- Specify a Time for Both Commitments
It’s all too easy to pick up the device as you roll out of bed, then find yourself crawling back at night without ever having put it down. Set aside time every day to spend with your partner sans technology, even if it just means enjoying a cup of coffee together before work or taking an hour to talk about your day before dinner. Similarly, allow yourself a set amount of time for socializing online, and don’t try to multitask during this time.
- Dedicate Two Days a Month to Your Partner
Two days a month without the device, or once every other week, isn’t too difficult to start. On those two days, do something fun with your partner, preferably something that involves physical activity like playing tennis, taking a long walk, or going dancing. You don’t have to turn the phone off, but only answer a call if it’s a work emergency or family crisis — Facebook can wait until tomorrow. Once you’ve gotten in the habit, up it to once a week.

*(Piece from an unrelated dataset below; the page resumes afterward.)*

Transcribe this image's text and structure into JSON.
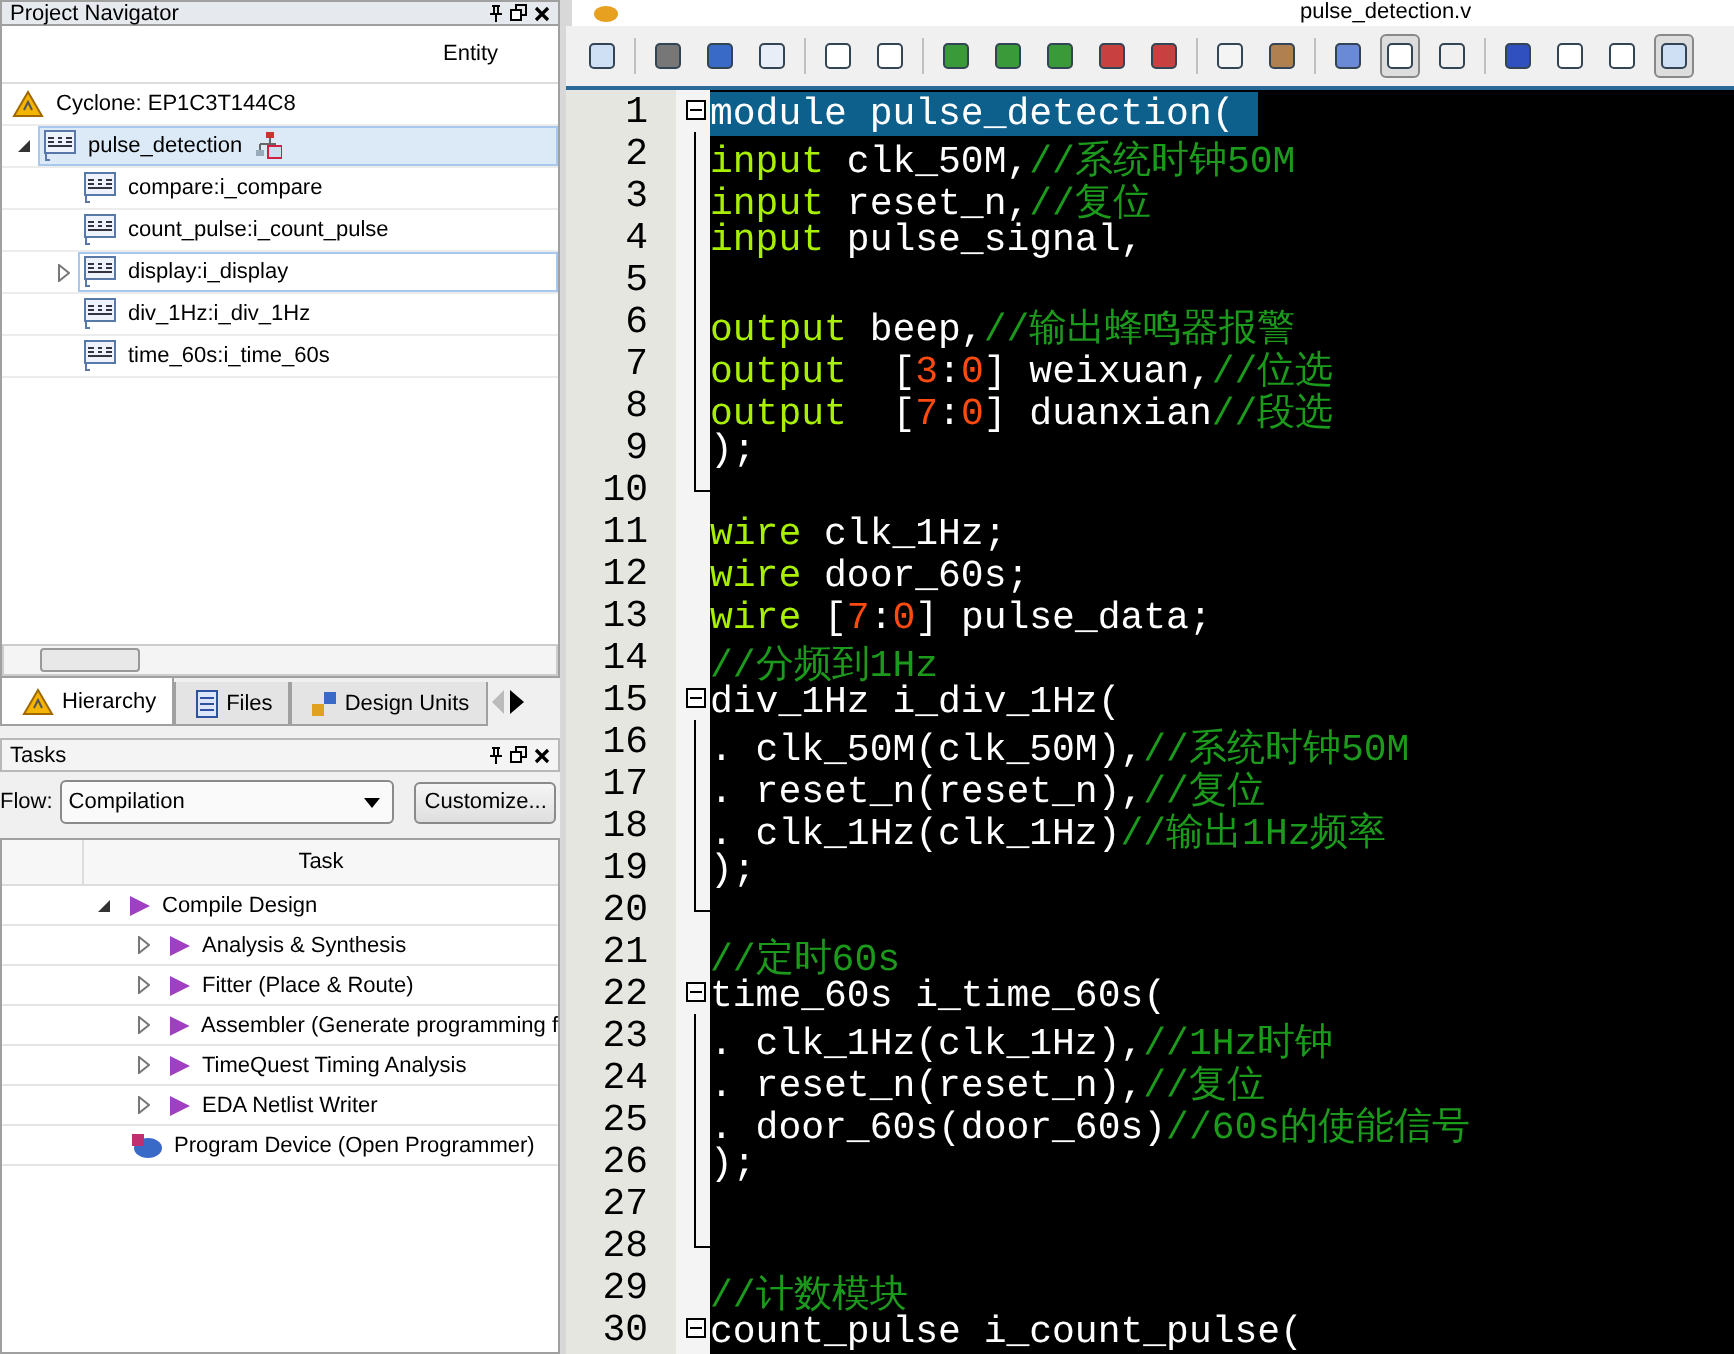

- Tune in to the Real Conversation
Far too many conversations between partners consist of the odd remark about something you found online, a few laughs over a funny video, then awkward silence as you both delve back into your respective virtual worlds. Next time you forsee one of those awkward silences, make an effort to start a mini-conversation that will pull you both into the time you are spending together for more than just a few minutes. It doesn’t have to be serious or deep, but it will help you connect on a deeper level no matter what the subject.
These three tips are simple, actionable, and effective at strengthening your relationship when you spend most of your time in the same room but worlds apart. Like everything that’s worth having, a strong relationship requires intention to develop, so start intentionally engaging with your partner today.